ASSIGNMENT: Which of the lines below include "this"? Each one should be copied out.

━━━ DATA

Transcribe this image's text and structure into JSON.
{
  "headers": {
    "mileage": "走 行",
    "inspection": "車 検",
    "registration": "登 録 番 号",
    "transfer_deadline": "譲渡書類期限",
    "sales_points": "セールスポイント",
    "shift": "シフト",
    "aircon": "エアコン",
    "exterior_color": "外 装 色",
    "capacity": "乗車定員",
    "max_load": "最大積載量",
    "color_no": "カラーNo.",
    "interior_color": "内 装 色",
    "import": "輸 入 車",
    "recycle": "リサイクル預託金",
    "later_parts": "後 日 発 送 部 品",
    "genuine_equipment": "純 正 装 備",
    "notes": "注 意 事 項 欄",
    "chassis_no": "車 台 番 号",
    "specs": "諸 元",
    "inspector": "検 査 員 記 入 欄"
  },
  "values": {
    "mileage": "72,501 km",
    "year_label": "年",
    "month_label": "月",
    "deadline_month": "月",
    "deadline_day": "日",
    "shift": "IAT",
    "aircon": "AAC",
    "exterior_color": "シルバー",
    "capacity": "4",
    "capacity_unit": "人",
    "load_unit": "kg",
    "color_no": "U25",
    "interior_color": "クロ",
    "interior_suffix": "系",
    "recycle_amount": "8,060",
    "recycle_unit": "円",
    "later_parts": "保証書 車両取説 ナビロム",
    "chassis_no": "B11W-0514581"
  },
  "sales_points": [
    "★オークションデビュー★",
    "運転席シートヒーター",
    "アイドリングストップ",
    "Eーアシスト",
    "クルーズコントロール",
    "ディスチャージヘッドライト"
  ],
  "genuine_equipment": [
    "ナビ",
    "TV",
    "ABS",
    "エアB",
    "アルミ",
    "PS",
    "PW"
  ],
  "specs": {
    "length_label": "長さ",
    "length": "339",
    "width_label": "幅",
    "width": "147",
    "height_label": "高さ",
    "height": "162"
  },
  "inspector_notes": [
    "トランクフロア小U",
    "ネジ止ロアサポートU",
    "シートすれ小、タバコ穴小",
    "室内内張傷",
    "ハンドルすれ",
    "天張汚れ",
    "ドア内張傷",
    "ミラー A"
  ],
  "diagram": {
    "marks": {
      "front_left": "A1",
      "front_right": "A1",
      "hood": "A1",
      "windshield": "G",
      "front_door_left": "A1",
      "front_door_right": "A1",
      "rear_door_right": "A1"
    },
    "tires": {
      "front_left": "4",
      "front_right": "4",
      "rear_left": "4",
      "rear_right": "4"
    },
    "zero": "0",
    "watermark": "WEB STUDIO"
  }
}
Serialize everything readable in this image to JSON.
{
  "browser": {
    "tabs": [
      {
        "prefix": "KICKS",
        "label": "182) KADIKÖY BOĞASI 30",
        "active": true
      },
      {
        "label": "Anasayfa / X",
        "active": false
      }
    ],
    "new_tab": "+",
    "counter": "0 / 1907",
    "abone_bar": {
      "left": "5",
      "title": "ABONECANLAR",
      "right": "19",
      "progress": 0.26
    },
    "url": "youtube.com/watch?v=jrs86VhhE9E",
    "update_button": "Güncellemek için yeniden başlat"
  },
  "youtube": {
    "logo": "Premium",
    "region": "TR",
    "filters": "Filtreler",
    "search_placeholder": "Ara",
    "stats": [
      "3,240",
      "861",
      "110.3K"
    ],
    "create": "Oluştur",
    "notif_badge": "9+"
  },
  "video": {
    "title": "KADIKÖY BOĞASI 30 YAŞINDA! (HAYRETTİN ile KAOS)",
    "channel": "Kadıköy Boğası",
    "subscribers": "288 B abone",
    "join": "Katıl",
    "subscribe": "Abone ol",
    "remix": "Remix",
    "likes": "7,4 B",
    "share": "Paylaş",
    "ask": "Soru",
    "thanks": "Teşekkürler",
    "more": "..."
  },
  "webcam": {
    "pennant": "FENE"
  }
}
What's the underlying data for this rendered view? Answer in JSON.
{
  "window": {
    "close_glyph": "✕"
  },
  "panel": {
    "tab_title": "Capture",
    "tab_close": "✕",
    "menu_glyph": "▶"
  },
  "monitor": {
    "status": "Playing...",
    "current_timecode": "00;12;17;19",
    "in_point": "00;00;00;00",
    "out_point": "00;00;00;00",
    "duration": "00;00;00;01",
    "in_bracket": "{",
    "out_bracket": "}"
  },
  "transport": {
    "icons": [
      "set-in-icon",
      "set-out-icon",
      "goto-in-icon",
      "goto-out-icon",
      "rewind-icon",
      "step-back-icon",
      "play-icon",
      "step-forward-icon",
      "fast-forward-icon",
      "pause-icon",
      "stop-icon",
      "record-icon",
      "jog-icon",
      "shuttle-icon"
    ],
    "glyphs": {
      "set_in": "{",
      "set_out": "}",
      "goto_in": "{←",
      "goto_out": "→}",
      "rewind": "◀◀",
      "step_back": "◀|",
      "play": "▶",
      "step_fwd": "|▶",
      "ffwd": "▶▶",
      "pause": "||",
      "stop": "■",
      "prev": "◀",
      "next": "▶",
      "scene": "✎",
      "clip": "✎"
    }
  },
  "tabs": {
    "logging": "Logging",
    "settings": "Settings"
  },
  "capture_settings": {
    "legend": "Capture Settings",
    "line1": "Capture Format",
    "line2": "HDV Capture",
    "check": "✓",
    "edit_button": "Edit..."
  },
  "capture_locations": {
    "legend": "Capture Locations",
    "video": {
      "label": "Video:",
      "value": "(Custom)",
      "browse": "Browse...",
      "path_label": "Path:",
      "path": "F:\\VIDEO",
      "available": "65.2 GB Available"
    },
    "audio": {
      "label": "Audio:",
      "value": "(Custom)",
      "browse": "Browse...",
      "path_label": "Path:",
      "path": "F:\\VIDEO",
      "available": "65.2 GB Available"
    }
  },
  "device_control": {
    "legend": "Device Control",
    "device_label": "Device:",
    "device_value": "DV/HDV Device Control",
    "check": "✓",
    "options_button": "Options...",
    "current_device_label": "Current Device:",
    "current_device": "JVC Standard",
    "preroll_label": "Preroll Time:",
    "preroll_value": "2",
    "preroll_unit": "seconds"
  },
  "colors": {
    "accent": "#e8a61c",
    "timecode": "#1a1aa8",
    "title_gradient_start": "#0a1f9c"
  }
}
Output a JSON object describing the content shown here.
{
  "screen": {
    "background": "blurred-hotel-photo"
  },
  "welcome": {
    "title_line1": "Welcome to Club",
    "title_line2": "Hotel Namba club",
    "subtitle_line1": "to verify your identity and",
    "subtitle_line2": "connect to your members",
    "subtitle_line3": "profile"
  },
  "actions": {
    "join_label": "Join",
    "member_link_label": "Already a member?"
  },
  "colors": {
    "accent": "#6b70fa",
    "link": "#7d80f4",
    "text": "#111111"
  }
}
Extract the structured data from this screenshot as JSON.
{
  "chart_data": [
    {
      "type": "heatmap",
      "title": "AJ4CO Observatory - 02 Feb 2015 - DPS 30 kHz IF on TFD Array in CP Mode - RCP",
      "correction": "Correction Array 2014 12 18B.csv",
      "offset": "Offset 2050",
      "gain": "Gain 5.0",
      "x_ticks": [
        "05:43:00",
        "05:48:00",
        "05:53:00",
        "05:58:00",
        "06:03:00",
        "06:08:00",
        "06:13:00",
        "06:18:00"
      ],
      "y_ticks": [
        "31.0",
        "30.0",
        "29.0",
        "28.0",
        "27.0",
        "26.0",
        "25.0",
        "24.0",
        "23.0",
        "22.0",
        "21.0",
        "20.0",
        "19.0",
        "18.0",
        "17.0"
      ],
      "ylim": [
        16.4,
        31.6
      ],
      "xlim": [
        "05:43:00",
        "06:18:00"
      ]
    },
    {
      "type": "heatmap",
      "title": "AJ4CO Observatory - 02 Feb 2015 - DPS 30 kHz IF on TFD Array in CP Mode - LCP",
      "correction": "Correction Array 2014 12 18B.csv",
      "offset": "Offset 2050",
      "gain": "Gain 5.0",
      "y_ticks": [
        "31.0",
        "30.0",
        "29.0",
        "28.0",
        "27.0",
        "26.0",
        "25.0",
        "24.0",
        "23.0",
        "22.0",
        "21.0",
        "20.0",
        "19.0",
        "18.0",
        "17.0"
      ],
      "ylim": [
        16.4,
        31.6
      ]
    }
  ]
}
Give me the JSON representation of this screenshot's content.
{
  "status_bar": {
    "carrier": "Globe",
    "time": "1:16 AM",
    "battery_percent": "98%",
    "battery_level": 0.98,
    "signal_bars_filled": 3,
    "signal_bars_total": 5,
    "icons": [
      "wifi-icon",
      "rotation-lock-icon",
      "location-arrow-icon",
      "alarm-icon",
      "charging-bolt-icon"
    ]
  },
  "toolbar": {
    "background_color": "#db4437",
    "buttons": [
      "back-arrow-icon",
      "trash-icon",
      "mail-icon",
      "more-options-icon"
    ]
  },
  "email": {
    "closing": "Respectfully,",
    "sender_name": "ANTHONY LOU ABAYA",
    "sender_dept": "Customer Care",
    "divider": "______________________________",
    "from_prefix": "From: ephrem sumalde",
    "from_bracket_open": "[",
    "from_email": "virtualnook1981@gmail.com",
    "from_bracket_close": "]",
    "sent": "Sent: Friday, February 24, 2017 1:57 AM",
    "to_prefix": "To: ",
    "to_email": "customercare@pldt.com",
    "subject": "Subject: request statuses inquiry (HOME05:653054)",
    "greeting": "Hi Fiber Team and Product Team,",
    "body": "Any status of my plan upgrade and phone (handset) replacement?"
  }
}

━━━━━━

COMPLETED TASK:
Transcribe this image's text and structure into JSON.
Serialize everything readable in this image to JSON.
What's the underlying data for this rendered view? Answer in JSON.
Extract the structured data from this screenshot as JSON.
Give me the JSON representation of this screenshot's content.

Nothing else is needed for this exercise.